One of the most important skills we learn at a very early age is that some things are different from others. In fact, it is considered a critical developmental milestone when young children can differentiate between similar yet different things. Dogs are not cats, and vice versa. Thank you, Piaget! This ability to differentiate lends itself to further distinction not in form but function. Things that are different may do different things. Cats meow and dogs bark.
When we experience a great deal of stress and trauma in our families, we may forget our important differences. We each have unique roles and different ways of responding to a situation. When we find ourselves in stressful situations it is helpful to identify everyone’s role. This helps us understand each person’s needs and respect their different responses.
The Role of Parents and Children
Parents parent by:
- Setting Boundaries
- Listening Sincerely
- Supporting their child with empathy and consistency (even when holding boundaries)
Children are children by learning and growing in the atmosphere created by parents parenting.
Parents are not children; children are not parents. They do different things and have different age appropriate roles. This is how it works best!
At times, every family struggles with depression, anxiety, addictive behaviors or other challenges. At these times, it is easy for parents and children to lose focus of important boundaries, each other’s roles, and unique differences.
Children may feel responsible for their parents’ feelings or seemingly disregard them entirely. Parents’ began to feel responsible for their child’s challenges as their own personal failings. They began to seek for answers. Why is my child self-harming? Why is she depressed, anxious & lonely? What did I do wrong?
These parents have now become something they never imagined nor wanted. Their daughter feels the same way. Their role has changed from parent to The Professional.
At this stage in the game, it’s likely parents have consulted every parenting manual and self-help guide. They’ve solicited advice from relatives, friends and even distant acquaintances. Now it’s time to talk to the people with letters behind their names, the so-called gurus of the mental health world.
This is where you, the reader on a residential treatment blog, may find yourself. Getting to this point represents blood, sweat, and tears.
You’ve taken on unwanted roles; you’ve had to. Your daughter has as well. These roles have gotten you here. And, here is better than there. These roles have probably saved your child’s life in some form or fashion. But now it’s time to let go.
The Role of the Therapist
Upon arriving in therapy, your therapist will begin to challenge you. He or she will push you to let go of the taxing and unwanted roles you’ve had to bear. This is often an uncomfortable experience and you might feel more dread than relief. Most people experience both feelings. Are you ready to relent this terrible yet saving role to be again “mom” or a “dad?” Just as your child has to surrender their unhealthy role to become whole again, so do mothers and fathers.

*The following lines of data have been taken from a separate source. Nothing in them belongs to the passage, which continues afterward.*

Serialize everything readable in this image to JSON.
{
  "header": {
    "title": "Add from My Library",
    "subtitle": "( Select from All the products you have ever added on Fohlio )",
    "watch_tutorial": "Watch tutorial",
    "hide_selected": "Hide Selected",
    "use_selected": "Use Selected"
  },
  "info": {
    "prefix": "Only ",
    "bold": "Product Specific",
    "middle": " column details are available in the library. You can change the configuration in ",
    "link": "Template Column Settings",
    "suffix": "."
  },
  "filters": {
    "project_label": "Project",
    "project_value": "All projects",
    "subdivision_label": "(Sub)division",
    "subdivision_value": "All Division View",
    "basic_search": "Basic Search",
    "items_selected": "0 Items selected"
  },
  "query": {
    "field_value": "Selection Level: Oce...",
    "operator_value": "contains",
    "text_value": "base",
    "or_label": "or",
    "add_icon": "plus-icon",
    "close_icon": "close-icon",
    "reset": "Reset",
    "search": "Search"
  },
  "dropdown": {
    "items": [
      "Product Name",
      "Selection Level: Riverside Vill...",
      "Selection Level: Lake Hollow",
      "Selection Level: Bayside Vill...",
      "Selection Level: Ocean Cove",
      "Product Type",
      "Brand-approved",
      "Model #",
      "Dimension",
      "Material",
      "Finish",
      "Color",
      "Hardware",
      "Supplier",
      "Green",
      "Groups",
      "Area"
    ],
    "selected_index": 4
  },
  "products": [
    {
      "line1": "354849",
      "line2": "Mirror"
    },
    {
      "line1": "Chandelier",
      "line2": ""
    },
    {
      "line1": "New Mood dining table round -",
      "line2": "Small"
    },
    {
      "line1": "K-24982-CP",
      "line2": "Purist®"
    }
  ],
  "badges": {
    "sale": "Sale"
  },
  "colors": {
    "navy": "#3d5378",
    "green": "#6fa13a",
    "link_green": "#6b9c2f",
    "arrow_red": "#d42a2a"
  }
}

Your “expert” will not know every answer, and will not have the right response every time, they will make mistakes and will do so regularly. Guess what? It’s ok. You will too, and so will your child.

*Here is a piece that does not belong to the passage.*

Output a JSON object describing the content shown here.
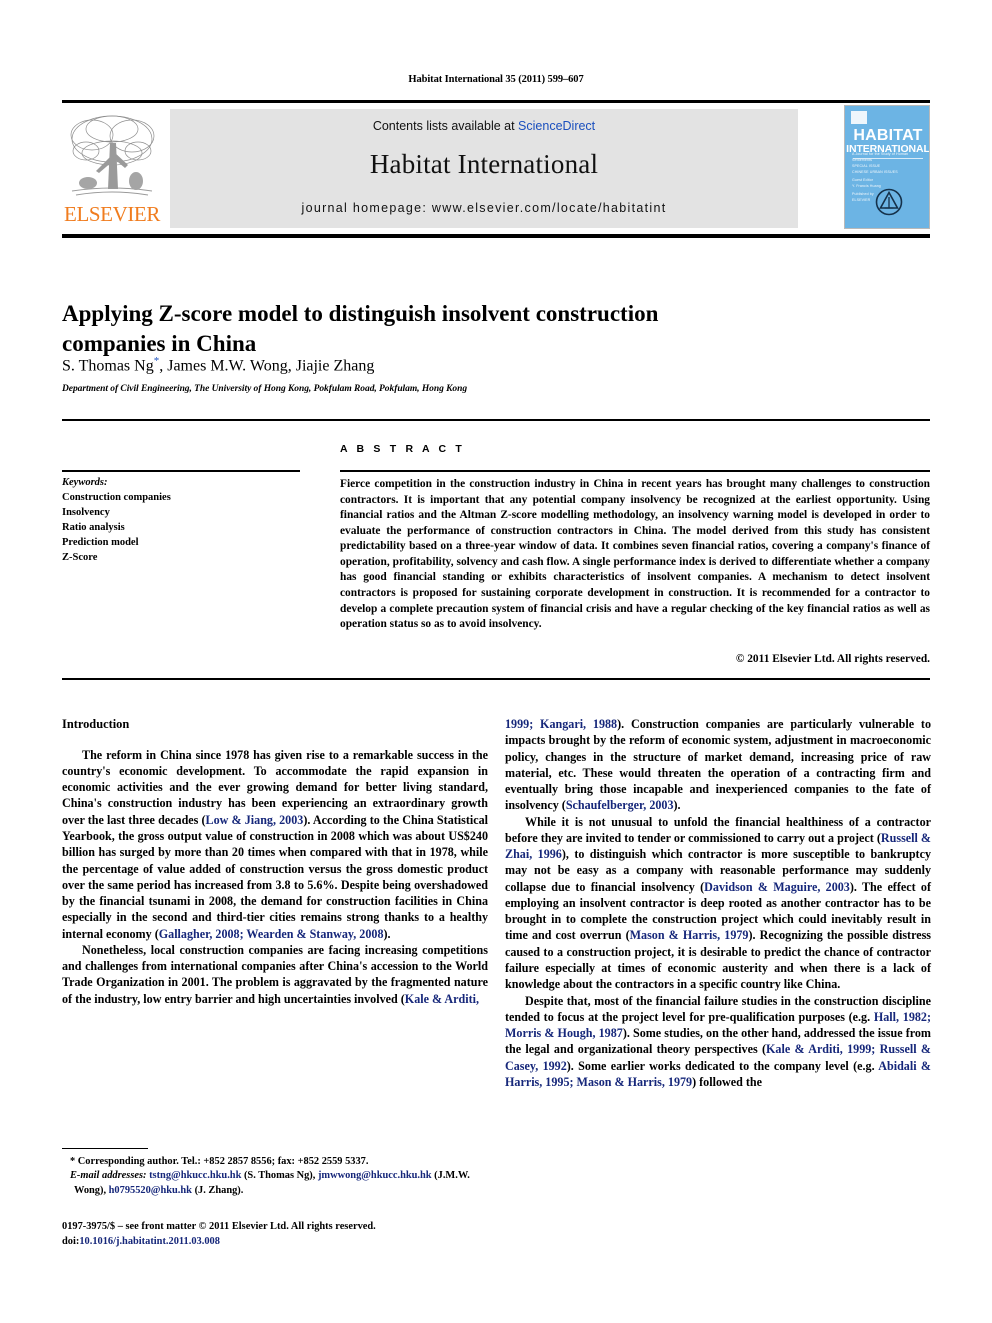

Always having the right answer isn’t what is important. What matters is having a guide on your healing journey. Therapists help each family member feel loved, heard, valued, and understood. Research has shown that the two most important indicators of successful therapeutic outcomes are:
- A positive relationship with your therapist
- The skill and knowledge of the therapist
The process of healing will likely bring about the anxious urge to retain your role as parent and professional. It’s a process reliant on our mutual trust in each other and our capacity to fulfill our roles.
The Parent’s Role in Therapy
Each of us work in our different and equally important roles. Being united in the same cause allows for the synergy necessary for healing to occur:
- Parents parenting
- Children learning and growing
- Therapists listening and guiding
What do each of these roles look like? Well, it depends on your family’s unique needs. That is where your therapist can help to guide your family through the process of discovery and healing. In therapy we must trust one another. We have to give each other the necessary space to accomplish our different yet equally important roles and associated tasks.
Trust your child to once again be whole while learning and growing. Trust your therapist to guide your family’s process of discovery and healing. And trust yourself as a mom or a dad that can provide what your child needs to be healthy and happy!